Oh, and while you're at it, you might want to look up the phrase "Tragedy of the Commons."

Tuesday, September 26, 2006

Aww, How Cute---Achoo!

People with cat allergies, like me and, especially, Alison, will be glad to hear that an American biotechnology company is now offering hypoallergenic kittens. Additionally, those who worry about genetically modifying organisms will be glad to hear that these cats were created through good old-fashioned artificial selection.

Death and Taxes

Todd recently sent me links to the latest version of the "Death and Taxes" chart, which is a visual breakdown of the US federal budget. Here's the chart as one big .JPG image, and here it is as a zoomable JavaScript-y thing. I find it to be quite fascinating and encourage you, gentle reader, to check it out.

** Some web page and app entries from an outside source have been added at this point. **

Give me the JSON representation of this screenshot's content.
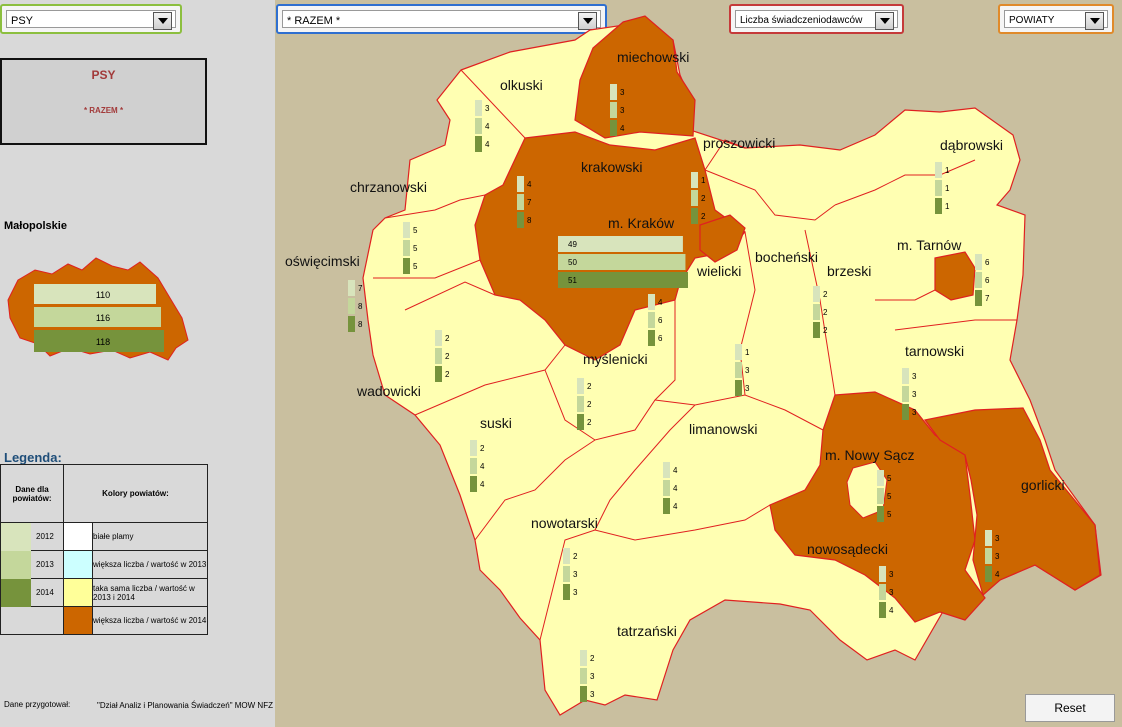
{
  "dropdowns": {
    "category": "PSY",
    "range": "* RAZEM *",
    "measure": "Liczba świadczeniodawców",
    "level": "POWIATY"
  },
  "title_box": {
    "line1": "PSY",
    "line2": "* RAZEM *"
  },
  "region_label": "Małopolskie",
  "region_values": [
    "110",
    "116",
    "118"
  ],
  "legend": {
    "title": "Legenda:",
    "col1": "Dane dla powiatów:",
    "col2": "Kolory powiatów:",
    "years": [
      "2012",
      "2013",
      "2014"
    ],
    "colors": [
      "białe plamy",
      "większa liczba / wartość w 2013",
      "taka sama liczba / wartość w 2013 i 2014",
      "większa liczba / wartość w 2014"
    ]
  },
  "footer": {
    "label": "Dane przygotował:",
    "author": "\"Dział Analiz i Planowania Świadczeń\" MOW NFZ"
  },
  "reset_label": "Reset",
  "colors": {
    "cream": "#ffffb2",
    "orange": "#cc6600",
    "bar2012": "#d8e4bc",
    "bar2013": "#c4d79b",
    "bar2014": "#76933c",
    "border_red": "#e02020"
  },
  "districts": [
    {
      "name": "olkuski",
      "values": [
        "3",
        "4",
        "4"
      ],
      "highlight": false
    },
    {
      "name": "miechowski",
      "values": [
        "3",
        "3",
        "4"
      ],
      "highlight": true
    },
    {
      "name": "proszowicki",
      "values": [
        "1",
        "2",
        "2"
      ],
      "highlight": false
    },
    {
      "name": "dąbrowski",
      "values": [
        "1",
        "1",
        "1"
      ],
      "highlight": false
    },
    {
      "name": "krakowski",
      "values": [
        "4",
        "7",
        "8"
      ],
      "highlight": true
    },
    {
      "name": "chrzanowski",
      "values": [
        "5",
        "5",
        "5"
      ],
      "highlight": false
    },
    {
      "name": "m. Kraków",
      "values": [
        "49",
        "50",
        "51"
      ],
      "highlight": true
    },
    {
      "name": "oświęcimski",
      "values": [
        "7",
        "8",
        "8"
      ],
      "highlight": false
    },
    {
      "name": "wielicki",
      "values": [
        "4",
        "6",
        "6"
      ],
      "highlight": false
    },
    {
      "name": "bocheński",
      "values": [
        "2",
        "2",
        "2"
      ],
      "highlight": false
    },
    {
      "name": "brzeski",
      "values": [
        "1",
        "3",
        "3"
      ],
      "highlight": false
    },
    {
      "name": "m. Tarnów",
      "values": [
        "6",
        "6",
        "7"
      ],
      "highlight": true
    },
    {
      "name": "tarnowski",
      "values": [
        "3",
        "3",
        "3"
      ],
      "highlight": false
    },
    {
      "name": "wadowicki",
      "values": [
        "2",
        "2",
        "2"
      ],
      "highlight": false
    },
    {
      "name": "myślenicki",
      "values": [
        "2",
        "2",
        "2"
      ],
      "highlight": false
    },
    {
      "name": "suski",
      "values": [
        "2",
        "4",
        "4"
      ],
      "highlight": false
    },
    {
      "name": "limanowski",
      "values": [
        "4",
        "4",
        "4"
      ],
      "highlight": false
    },
    {
      "name": "m. Nowy Sącz",
      "values": [
        "5",
        "5",
        "5"
      ],
      "highlight": false
    },
    {
      "name": "gorlicki",
      "values": [
        "3",
        "3",
        "4"
      ],
      "highlight": true
    },
    {
      "name": "nowotarski",
      "values": [
        "2",
        "3",
        "3"
      ],
      "highlight": false
    },
    {
      "name": "nowosądecki",
      "values": [
        "3",
        "3",
        "4"
      ],
      "highlight": true
    },
    {
      "name": "tatrzański",
      "values": [
        "2",
        "3",
        "3"
      ],
      "highlight": false
    }
  ]
}
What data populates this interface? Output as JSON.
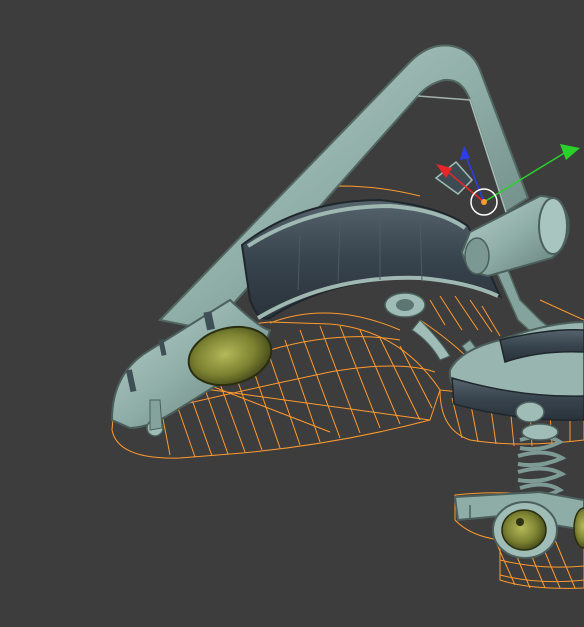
{
  "viewport": {
    "background": "#3d3d3d",
    "mode": "3d-viewport"
  },
  "scene": {
    "object": "lamp-fixture-model",
    "selection_wire_color": "#ff9a2e",
    "model_colors": {
      "metal_light": "#9fbdb6",
      "metal_mid": "#7f9f99",
      "metal_dark": "#4e6665",
      "band_dark": "#3a4751",
      "lens_olive": "#8a8f3a",
      "lens_inner": "#5c6226"
    }
  },
  "gizmo": {
    "x_axis_color": "#e8262a",
    "y_axis_color": "#2ad12a",
    "z_axis_color": "#2c3df0",
    "pivot_color": "#ff9a2e",
    "pivot_ring_color": "#ffffff"
  }
}
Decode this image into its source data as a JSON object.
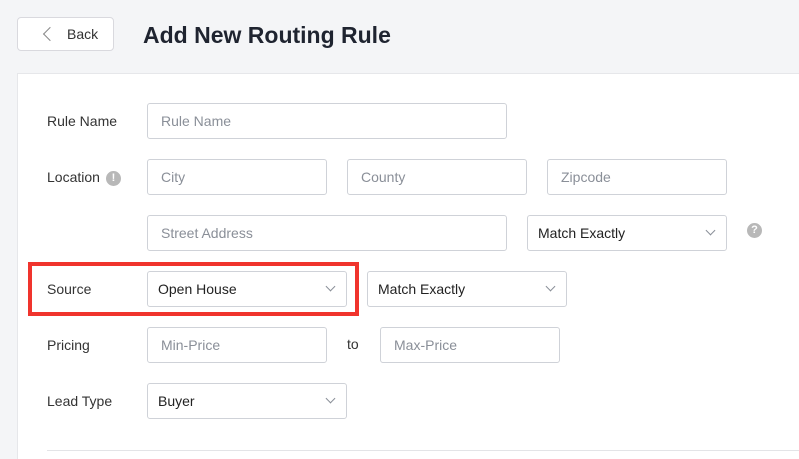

Sunday, September 24, 2006

It's a Nice Day For a White Wedding

Regular readers will recall that Alison and I were married about a month and a half ago. (Yesterday was our sixth weekaversary---awww.) Our photographer just delivered to us a CD containing all 702 photos she took. Here is a very small subset of them:

'Cause Your Friends Don't Zorb And If They Don't Zorb Well They're No Friends of Mine

I've just discovered my next sport. Forget about cycling, krav, or weight training; I'm taking up zorbing, brought to us by the good people in New Zealand. Apparently, it's all the rage in some circles. Even the Beeb has noticed it. Want to get in on all the zorbing fun? Check out

Man, those kiwis are some nutty folks.